I usually buy an "economy" 1.32 gallon box of olive oil from their online store every month or two, which I can link if you private message me. I would link it here, but this is my first post here, so I don't want to seem like a company shill or some traveling olive oil salesman.

UC Davis has also done a recent study that has shown that most of the budget supermarket avocado oils either contained blends of seed oils (soybean, canola, etc) or exhibited moderate degrees of rancidity. This could all be commercial shilling to push more expensive, local California brands, but it seems unlikely to me, due to my own personal experience and analysis.

I have to get back to work, but I will post later about the myth of olive oil being inferior to cook with (due to its low smoke point and its alleged affinity for oxidation during cooking).
 
Last edited:

SebastianReal

Pigeon
Catholic
Please do, I'm interested in the olive oil cooking topic.
To start (and to clarify my last post), the smoke point on olive oil (between 365 and 410 F depending on the levels of virginity/refinement) is not a myth.

Cooking with extremely high heats tends to be detrimental to nutrients, compounds, and byproducts within most foods (and I think that God sends us a telling omen by making burnt food generally taste bad/chalky). Extremely high heat cooking has (most notably) shown to be carcinogenic with meats, mostly due to the formations of two groups of chemicals: heterocyclic amines (HCA's) and polycyclic aromatic hydrocarbons (PAH's). Now, there are ways to reduce the formation of these chemicals even if you cook your meats in high heats: various studies have shown that marinating your muscle meats in combinations of olive oil, rosemary, lemon, and garlic can reduce the formations of HCA's and PAH's anywhere from 20% to 90%, but I digress from my initial point about olive oil oxidation during cooking....
 

SebastianReal

Pigeon
Catholic
There was a noted 2018 Australian study that put this fear of cooking-induced olive oil oxidation to the test, by heating up olive oil (along with various other cooking oils like sunflower, canola, grape-seed, avocado, etc.) to 464 degrees Fahrenheit and then leaving them at 356 degrees Fahrenheit for six hours.

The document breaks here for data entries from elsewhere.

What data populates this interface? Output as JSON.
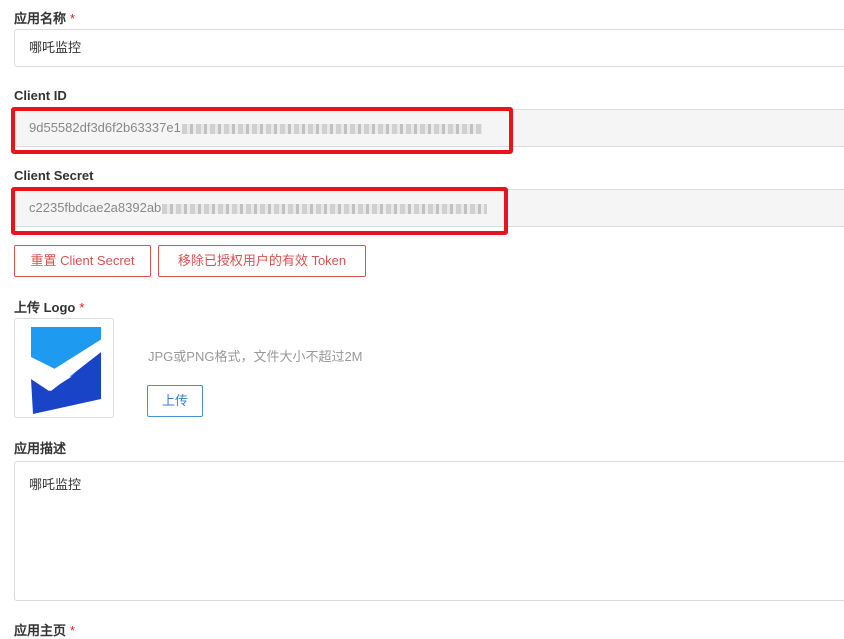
{
  "form": {
    "app_name": {
      "label": "应用名称",
      "required_mark": "*",
      "value": "哪吒监控"
    },
    "client_id": {
      "label": "Client ID",
      "visible_value": "9d55582df3d6f2b63337e1"
    },
    "client_secret": {
      "label": "Client Secret",
      "visible_value": "c2235fbdcae2a8392ab"
    },
    "buttons": {
      "reset_secret": "重置 Client Secret",
      "revoke_tokens": "移除已授权用户的有效 Token"
    },
    "logo": {
      "label": "上传 Logo",
      "required_mark": "*",
      "hint": "JPG或PNG格式，文件大小不超过2M",
      "upload_button": "上传"
    },
    "description": {
      "label": "应用描述",
      "value": "哪吒监控"
    },
    "homepage": {
      "label": "应用主页",
      "required_mark": "*"
    }
  },
  "colors": {
    "highlight": "#e8131c",
    "danger": "#d9534f",
    "primary": "#3a7fc4",
    "logo_light": "#1e9af0",
    "logo_dark": "#1a44c8"
  }
}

Extra virgin olive oil yielded the low levels of polar compounds and inflammatory oxidative by-products (even outperforming avocado oil), in contrast to the high levels of inflammatory by-products that were generated for oils like canola, sunflower, and other seed oils. Olive oil's remarkable performance seemed to be due its healthy fatty acid profile (relatively low in inflammatory omega-6 fatty acids and high in omega-9 fatty acids), along with its high phenol and antioxidant content (which is yet another reason to purchase high polyphenol oil, like I referenced in my last post).

Coconut and avocado oil performed the second and thirst best in the study (respectively), so feel free to use those if you have some personal vendetta against olives. One particular benefit of coconut oil is that it seems to be less prone to oxidation at room temperature during storage (which helps if you tend to buy jars in bulk).

As an ending note, I know that we shouldn't treat one study as gospel, but this study's parameters, controls, and testing metrics were well-defined and well-devised, so I think its findings shed much better light on this issue than any of the untested rumors that have widely circulated amongst health forums about the dangers of cooking with olive oil.
 
Top